'''

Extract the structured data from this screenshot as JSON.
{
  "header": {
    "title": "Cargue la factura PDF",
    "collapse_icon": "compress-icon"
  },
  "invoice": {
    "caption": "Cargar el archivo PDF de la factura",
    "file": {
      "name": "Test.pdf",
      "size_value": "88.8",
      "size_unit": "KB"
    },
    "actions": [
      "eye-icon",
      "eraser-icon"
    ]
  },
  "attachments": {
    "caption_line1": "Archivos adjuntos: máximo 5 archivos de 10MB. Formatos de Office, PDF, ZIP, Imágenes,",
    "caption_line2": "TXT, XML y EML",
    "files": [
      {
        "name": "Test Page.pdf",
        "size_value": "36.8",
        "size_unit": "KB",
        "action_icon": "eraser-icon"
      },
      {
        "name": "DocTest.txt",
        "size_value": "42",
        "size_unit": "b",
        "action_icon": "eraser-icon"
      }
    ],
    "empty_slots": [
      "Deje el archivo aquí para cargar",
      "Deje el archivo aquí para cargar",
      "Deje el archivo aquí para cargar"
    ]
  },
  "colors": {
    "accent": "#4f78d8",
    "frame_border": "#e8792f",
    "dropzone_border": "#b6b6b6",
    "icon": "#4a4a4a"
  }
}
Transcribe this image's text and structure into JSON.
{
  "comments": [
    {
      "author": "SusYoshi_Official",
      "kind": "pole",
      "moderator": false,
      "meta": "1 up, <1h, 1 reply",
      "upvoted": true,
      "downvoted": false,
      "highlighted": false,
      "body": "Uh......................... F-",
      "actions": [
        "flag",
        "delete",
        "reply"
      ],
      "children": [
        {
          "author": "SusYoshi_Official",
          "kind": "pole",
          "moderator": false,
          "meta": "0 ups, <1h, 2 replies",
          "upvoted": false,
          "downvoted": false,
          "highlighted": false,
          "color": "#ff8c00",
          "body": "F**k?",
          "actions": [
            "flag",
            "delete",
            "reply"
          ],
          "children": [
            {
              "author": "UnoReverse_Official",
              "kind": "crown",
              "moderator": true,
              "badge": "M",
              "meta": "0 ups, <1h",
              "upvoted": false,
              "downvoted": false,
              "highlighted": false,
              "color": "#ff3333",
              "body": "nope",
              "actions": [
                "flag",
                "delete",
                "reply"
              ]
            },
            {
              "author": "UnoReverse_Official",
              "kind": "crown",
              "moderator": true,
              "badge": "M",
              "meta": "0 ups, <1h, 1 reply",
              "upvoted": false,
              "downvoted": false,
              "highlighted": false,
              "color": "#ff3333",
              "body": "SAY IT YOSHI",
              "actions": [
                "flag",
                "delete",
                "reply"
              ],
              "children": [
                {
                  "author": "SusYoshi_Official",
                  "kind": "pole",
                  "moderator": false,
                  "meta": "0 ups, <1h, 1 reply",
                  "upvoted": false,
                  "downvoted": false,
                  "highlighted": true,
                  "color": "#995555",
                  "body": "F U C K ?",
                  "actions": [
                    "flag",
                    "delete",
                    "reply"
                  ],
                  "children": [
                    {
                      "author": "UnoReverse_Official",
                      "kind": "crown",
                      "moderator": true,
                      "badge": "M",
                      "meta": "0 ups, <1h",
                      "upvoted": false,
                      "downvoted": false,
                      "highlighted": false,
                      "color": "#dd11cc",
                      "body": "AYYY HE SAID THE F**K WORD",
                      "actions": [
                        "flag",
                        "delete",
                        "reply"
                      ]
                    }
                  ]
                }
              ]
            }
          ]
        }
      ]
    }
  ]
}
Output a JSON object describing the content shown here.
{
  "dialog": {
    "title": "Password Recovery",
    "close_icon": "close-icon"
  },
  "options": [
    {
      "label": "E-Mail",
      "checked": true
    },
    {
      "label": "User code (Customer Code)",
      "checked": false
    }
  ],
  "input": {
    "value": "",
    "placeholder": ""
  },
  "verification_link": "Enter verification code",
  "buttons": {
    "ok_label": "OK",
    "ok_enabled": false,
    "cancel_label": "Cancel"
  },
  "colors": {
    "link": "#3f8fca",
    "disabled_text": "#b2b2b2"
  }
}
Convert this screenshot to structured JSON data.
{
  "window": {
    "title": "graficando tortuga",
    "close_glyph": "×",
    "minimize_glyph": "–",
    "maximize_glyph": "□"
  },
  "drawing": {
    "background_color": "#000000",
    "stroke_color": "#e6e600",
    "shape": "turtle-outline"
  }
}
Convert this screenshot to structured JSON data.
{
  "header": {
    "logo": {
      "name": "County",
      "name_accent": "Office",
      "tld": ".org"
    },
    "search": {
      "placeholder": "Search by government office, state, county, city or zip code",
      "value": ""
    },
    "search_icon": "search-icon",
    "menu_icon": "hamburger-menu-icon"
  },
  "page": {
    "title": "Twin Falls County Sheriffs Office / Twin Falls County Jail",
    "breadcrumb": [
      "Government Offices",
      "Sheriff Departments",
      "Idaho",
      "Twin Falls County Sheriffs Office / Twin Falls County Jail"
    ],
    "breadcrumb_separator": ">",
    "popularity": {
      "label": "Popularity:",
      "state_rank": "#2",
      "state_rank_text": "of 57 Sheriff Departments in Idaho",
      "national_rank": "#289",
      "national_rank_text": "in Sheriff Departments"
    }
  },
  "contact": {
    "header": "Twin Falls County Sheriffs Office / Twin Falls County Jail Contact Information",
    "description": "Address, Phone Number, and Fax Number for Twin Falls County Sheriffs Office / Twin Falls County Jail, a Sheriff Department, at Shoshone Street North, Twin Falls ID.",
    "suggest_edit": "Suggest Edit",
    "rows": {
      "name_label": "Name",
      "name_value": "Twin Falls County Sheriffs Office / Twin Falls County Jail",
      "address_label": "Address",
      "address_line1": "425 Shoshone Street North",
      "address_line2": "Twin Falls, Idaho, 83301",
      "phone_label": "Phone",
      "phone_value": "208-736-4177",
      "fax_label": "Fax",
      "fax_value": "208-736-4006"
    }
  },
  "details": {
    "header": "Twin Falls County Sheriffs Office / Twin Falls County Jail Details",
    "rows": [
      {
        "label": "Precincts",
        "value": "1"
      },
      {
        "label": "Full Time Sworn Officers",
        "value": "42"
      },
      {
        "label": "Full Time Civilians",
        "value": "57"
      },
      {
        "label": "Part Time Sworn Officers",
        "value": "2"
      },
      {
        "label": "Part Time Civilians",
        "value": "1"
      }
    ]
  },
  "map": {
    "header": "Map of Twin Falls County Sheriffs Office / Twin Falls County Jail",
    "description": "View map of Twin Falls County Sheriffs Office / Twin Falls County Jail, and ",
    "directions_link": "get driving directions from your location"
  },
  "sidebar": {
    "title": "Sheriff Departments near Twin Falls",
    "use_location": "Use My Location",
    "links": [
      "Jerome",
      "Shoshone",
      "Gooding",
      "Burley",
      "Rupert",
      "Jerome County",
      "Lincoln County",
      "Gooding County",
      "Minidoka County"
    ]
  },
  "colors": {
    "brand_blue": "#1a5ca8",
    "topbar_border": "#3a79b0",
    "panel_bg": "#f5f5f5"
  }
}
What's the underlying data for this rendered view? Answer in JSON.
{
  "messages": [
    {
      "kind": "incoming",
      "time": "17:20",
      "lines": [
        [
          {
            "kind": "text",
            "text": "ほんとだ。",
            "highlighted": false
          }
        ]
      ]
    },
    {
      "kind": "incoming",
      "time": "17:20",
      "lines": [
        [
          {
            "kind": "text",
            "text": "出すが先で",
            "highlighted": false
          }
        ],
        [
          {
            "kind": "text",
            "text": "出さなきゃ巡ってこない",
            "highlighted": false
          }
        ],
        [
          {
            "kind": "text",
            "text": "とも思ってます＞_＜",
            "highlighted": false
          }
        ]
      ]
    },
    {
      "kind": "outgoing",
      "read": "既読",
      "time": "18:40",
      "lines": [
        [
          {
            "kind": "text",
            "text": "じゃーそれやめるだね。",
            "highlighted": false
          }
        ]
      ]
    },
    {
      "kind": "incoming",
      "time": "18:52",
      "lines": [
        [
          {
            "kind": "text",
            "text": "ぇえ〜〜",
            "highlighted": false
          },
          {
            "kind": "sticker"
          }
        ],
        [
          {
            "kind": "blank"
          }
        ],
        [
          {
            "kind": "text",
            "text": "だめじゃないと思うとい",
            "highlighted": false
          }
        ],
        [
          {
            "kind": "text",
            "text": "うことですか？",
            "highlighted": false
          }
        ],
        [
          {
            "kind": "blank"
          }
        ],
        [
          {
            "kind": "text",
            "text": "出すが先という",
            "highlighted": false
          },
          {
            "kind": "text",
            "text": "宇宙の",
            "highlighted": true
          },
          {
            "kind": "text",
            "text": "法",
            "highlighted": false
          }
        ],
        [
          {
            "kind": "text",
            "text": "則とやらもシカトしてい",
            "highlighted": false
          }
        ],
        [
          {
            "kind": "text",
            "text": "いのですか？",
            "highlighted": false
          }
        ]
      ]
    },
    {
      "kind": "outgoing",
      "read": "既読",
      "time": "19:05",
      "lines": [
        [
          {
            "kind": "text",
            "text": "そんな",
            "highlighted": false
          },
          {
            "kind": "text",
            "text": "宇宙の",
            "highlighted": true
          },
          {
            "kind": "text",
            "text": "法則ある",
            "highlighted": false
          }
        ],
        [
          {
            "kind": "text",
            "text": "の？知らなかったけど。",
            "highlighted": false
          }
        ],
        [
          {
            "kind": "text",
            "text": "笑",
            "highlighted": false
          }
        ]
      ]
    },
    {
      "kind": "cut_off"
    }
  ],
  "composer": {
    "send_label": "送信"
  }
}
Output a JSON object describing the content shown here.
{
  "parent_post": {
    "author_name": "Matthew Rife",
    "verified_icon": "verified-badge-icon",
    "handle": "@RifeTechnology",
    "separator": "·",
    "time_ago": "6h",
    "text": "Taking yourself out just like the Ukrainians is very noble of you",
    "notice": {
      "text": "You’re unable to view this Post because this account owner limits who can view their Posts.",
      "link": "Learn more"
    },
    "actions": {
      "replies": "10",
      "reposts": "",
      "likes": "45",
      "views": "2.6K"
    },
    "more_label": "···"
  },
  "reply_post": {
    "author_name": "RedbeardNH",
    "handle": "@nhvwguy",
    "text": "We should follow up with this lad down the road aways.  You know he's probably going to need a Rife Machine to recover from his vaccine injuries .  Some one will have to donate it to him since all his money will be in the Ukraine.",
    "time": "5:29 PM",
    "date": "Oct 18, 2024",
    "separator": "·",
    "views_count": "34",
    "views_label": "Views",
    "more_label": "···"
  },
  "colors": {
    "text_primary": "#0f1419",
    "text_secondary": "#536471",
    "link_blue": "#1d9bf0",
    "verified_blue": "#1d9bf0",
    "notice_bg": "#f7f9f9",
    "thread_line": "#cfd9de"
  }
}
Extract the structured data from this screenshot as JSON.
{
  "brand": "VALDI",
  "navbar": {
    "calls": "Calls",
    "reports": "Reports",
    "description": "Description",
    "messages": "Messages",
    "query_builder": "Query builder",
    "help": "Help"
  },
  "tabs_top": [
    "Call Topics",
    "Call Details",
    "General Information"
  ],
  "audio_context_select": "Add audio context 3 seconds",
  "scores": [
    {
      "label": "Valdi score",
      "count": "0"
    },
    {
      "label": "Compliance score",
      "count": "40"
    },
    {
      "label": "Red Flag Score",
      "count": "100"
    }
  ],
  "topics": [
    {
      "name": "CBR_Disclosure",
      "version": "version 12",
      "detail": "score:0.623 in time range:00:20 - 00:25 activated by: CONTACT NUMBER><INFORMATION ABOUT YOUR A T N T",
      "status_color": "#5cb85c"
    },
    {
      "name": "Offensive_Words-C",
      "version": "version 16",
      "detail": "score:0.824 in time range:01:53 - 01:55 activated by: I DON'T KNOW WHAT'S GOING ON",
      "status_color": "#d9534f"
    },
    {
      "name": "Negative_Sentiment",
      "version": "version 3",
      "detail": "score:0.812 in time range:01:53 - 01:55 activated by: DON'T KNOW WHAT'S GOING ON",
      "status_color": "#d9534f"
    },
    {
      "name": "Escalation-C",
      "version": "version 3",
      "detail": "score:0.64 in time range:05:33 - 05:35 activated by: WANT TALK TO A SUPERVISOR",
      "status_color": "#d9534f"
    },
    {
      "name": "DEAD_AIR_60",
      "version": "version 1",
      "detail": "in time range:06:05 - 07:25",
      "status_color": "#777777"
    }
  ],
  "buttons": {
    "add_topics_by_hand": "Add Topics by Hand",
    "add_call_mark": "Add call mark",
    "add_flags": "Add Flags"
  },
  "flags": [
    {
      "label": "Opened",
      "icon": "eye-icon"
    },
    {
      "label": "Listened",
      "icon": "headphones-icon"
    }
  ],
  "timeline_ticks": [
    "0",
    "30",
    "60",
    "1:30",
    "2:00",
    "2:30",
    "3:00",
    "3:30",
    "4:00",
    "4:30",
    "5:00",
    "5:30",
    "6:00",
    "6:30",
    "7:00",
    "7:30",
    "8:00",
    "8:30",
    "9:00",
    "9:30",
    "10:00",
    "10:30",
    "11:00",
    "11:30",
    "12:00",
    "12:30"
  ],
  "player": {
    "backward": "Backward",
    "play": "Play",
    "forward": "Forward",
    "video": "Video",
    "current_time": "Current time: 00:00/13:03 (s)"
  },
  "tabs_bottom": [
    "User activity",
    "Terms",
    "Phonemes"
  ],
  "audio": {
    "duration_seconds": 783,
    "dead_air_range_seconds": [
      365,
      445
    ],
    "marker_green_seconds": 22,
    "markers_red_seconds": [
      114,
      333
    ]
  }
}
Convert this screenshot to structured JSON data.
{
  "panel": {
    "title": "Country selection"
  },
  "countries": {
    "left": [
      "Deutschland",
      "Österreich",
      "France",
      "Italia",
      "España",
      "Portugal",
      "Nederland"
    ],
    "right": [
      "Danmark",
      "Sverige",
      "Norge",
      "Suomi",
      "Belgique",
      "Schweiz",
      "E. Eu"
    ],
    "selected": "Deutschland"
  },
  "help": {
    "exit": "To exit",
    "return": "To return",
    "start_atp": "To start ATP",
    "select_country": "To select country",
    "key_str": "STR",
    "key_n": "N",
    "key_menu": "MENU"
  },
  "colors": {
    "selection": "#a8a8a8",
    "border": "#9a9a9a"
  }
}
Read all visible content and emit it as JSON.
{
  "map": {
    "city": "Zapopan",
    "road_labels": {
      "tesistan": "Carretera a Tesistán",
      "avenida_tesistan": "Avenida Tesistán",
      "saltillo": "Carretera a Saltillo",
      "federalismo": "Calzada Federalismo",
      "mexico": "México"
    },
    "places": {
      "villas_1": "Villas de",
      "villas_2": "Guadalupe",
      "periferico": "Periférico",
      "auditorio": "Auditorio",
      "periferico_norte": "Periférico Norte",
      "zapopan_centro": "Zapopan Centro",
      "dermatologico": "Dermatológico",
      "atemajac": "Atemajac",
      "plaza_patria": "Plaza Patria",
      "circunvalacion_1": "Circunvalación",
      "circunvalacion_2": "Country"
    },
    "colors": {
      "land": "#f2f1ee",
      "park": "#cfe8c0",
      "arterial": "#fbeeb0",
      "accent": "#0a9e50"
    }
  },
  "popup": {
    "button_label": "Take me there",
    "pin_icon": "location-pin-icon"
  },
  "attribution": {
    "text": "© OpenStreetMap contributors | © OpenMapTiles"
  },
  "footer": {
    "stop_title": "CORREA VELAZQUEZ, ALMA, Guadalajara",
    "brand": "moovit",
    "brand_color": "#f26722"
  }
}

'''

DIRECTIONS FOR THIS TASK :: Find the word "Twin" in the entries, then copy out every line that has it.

COMPLETED EXERCISE ::
    "title": "Twin Falls County Sheriffs Office / Twin Falls County Jail",
      "Twin Falls County Sheriffs Office / Twin Falls County Jail"
    "header": "Twin Falls County Sheriffs Office / Twin Falls County Jail Contact Information",
    "description": "Address, Phone Number, and Fax Number for Twin Falls County Sheriffs Office / Twin Falls County Jail, a Sheriff Department, at Shoshone Street North, Twin Falls ID.",
      "name_value": "Twin Falls County Sheriffs Office / Twin Falls County Jail",
      "address_line2": "Twin Falls, Idaho, 83301",
    "header": "Twin Falls County Sheriffs Office / Twin Falls County Jail Details",
    "header": "Map of Twin Falls County Sheriffs Office / Twin Falls County Jail",
    "description": "View map of Twin Falls County Sheriffs Office / Twin Falls County Jail, and ",
    "title": "Sheriff Departments near Twin Falls",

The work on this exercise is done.